Source data →

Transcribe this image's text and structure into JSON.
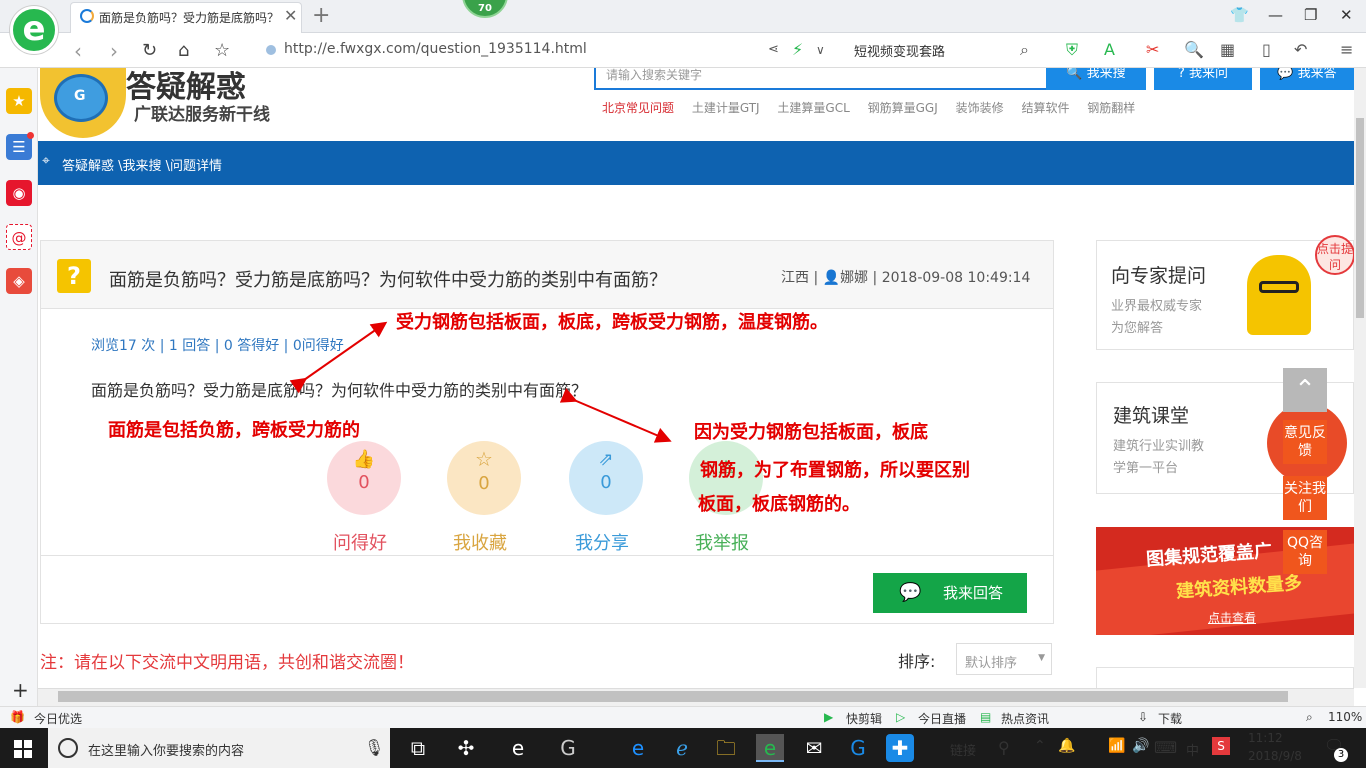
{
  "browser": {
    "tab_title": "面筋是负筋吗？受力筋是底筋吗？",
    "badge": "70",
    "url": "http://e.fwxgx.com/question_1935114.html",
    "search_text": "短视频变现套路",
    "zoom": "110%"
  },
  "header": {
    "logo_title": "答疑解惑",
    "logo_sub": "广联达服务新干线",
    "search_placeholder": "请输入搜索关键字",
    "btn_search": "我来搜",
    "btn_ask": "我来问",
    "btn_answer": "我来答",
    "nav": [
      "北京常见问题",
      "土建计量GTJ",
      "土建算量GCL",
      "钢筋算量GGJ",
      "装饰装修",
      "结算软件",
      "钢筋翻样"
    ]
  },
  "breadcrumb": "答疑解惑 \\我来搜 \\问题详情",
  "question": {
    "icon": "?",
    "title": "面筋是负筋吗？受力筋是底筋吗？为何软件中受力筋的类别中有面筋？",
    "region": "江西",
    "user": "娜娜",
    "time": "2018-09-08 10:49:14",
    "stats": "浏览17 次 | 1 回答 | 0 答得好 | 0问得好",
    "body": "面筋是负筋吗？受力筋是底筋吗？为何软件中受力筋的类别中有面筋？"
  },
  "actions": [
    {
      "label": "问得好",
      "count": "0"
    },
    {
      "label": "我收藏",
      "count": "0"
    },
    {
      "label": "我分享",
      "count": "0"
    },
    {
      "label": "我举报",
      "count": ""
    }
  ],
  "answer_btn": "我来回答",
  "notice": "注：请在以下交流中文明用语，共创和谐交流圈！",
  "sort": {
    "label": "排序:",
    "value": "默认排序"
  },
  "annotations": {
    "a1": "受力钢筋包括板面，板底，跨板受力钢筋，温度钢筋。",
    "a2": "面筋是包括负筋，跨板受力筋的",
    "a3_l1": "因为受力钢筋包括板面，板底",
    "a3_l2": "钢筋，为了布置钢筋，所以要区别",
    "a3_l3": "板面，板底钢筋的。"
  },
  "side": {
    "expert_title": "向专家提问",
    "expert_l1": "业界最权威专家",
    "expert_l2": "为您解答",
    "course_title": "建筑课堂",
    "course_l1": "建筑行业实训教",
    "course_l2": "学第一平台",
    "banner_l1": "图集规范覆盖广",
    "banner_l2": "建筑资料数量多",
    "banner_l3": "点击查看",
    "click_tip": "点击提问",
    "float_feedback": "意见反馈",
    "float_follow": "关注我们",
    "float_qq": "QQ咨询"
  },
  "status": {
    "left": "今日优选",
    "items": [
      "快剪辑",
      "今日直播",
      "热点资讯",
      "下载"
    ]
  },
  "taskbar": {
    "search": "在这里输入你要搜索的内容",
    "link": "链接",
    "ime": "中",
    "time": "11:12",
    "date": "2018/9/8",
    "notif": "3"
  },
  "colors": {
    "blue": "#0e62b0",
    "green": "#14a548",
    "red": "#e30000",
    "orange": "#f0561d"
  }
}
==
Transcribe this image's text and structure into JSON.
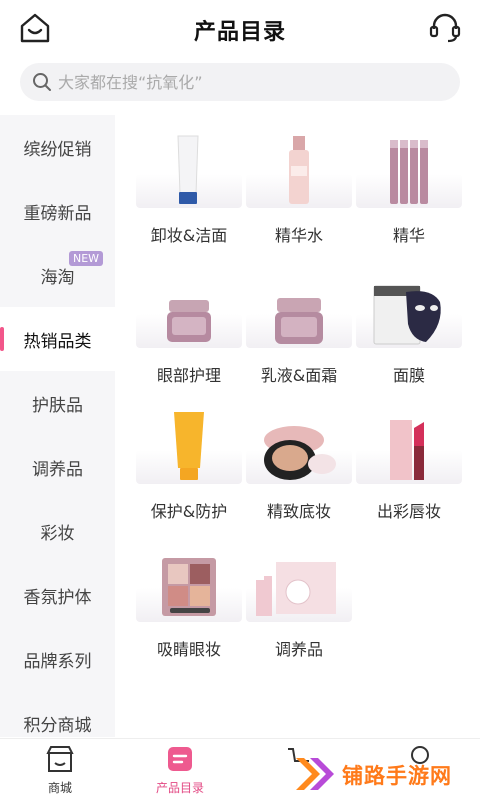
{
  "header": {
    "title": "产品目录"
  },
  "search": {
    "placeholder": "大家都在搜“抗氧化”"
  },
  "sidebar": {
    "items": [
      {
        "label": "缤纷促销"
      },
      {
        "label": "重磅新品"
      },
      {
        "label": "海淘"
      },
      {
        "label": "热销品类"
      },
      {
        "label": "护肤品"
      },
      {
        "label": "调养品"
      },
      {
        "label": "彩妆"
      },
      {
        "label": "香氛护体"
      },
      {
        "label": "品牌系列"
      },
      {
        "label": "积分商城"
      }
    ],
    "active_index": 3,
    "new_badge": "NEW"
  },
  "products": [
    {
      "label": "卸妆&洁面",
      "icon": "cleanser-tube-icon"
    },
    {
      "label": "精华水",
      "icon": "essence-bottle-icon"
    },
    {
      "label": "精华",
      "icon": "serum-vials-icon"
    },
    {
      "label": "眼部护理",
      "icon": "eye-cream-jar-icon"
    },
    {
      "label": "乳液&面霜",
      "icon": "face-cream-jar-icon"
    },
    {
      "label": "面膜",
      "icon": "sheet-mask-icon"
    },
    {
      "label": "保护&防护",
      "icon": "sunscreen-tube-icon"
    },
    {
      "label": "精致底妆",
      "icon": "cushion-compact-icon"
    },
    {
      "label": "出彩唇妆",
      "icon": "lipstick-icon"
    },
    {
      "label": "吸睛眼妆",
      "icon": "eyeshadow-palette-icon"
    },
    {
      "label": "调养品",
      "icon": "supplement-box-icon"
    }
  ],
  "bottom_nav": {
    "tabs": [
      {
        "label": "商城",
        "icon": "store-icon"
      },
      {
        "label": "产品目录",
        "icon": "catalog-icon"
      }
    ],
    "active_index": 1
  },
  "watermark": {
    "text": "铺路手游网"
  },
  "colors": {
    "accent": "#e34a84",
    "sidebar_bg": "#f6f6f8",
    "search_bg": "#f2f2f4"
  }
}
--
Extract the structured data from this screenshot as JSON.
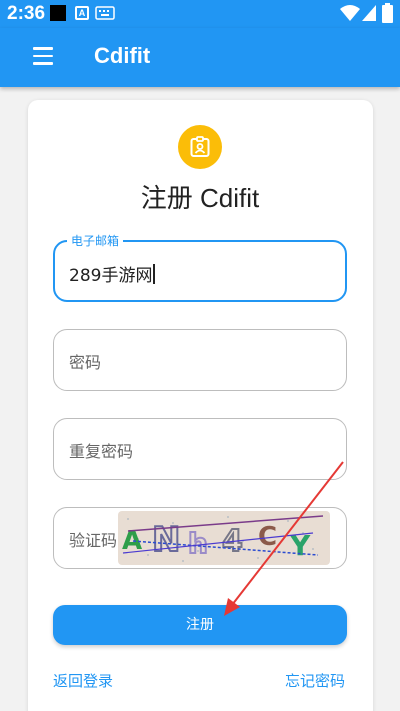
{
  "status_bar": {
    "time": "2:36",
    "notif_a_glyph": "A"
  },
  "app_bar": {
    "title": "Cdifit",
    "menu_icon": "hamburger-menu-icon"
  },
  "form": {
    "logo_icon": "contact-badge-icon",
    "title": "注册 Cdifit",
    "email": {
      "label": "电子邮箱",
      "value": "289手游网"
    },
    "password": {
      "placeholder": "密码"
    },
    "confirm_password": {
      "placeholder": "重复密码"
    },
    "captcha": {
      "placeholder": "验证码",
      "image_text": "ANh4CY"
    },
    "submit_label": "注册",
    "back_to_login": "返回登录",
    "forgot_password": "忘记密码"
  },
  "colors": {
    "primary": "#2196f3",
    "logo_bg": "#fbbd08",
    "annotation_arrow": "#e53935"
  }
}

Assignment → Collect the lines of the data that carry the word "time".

Solution for this task →
    "time": "2018-09-08 10:49:14",
    "time": "11:12",
    "time": "2:36",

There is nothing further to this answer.